Low-Carb Vegan Diet Helps Lower Weight and Heart Disease RiskBy Staff Reporter, UniversityHerald Reporter
Eco-Atkins, a low-carb vegan diet, helps to lower weight and risk of heart disease, according to a St. Michael Hospital study.
"We killed two birds with one stone - or, rather, with one diet," said Dr. David Jenkins, the director of the Clinical Nutrition and Risk Modification Centre and a Nutritional Sciences professor at the Univer1sity of Toronto, in a press release. "We designed a diet that combined both vegan and low-carb elements to get the weight loss and cholesterol-lowering benefits of both."
Existing low-carbohydrate diets increase cholesterol levels as they encourage consumption of animal proteins and fats. However, diets that emphasized on vegetable proteins and oils decrease the risk of heart disease by curtailing "bad cholesterol" levels.
For the study, 23 obese men and women participated in the six-month study. Participants were given a menu plan that outlined food items and amounts and a list of relevant food substitutes. Participants were asked to consume only 60 per cent of their estimated caloric requirements.
Since the menu plan did not instruct the participants about fixed meals (when to eat what) and in turn presented them with an exchange list, they were not only able to satisfy their personal tastes, but also encouraged to stick to their diet.
Eco-Atkins participants aimed to strike a balance, coming mainly from vegetable oils, of about 26 percent of calories from carbohydrates (high-fibre foods like oats and barley and low-starch vegetables like okra and eggplant), 31 percent from proteins and (gluten, soy, vegetables, nuts and cereals) 43 per cent from fat (nuts, vegetable oils, soy products and avocado).
Researchers found that the diet helped participants to lose an average of four more pounds within six months than the high-carb, low-fat diet. The diet also cut down cholesterol, one of the factors that heighten the risk of heart attacks when present in excessive amounts in the bloodstream, by 10 percent.

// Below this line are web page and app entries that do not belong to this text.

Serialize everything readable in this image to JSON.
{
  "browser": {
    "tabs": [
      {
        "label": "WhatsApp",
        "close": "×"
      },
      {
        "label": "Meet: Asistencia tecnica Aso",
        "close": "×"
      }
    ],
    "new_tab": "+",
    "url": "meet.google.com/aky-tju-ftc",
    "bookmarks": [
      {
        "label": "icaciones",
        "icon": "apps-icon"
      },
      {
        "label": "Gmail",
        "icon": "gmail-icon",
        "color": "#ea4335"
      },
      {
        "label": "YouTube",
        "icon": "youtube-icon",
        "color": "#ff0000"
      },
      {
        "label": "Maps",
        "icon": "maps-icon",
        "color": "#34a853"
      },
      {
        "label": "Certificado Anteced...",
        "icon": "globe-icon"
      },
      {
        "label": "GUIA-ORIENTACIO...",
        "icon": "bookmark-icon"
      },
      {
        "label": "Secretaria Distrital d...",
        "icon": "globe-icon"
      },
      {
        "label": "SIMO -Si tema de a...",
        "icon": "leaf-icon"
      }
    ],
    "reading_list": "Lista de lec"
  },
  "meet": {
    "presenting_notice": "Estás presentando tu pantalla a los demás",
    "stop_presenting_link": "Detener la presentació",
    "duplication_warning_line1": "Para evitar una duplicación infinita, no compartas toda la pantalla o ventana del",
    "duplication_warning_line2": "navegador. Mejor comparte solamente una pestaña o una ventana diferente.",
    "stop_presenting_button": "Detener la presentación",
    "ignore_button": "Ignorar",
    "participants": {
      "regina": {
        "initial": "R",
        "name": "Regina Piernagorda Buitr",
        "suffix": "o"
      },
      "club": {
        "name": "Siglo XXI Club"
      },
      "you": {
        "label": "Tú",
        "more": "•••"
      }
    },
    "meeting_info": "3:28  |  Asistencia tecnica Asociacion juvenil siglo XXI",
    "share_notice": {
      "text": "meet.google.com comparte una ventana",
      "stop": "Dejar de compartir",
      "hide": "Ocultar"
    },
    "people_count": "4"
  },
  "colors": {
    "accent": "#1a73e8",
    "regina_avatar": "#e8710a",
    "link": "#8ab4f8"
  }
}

"We could expect similar results in the real world because study participants selected their own diets and were able to adjust to their needs and preferences," Jenkins said.
The finding is published in British Medical Journal Open.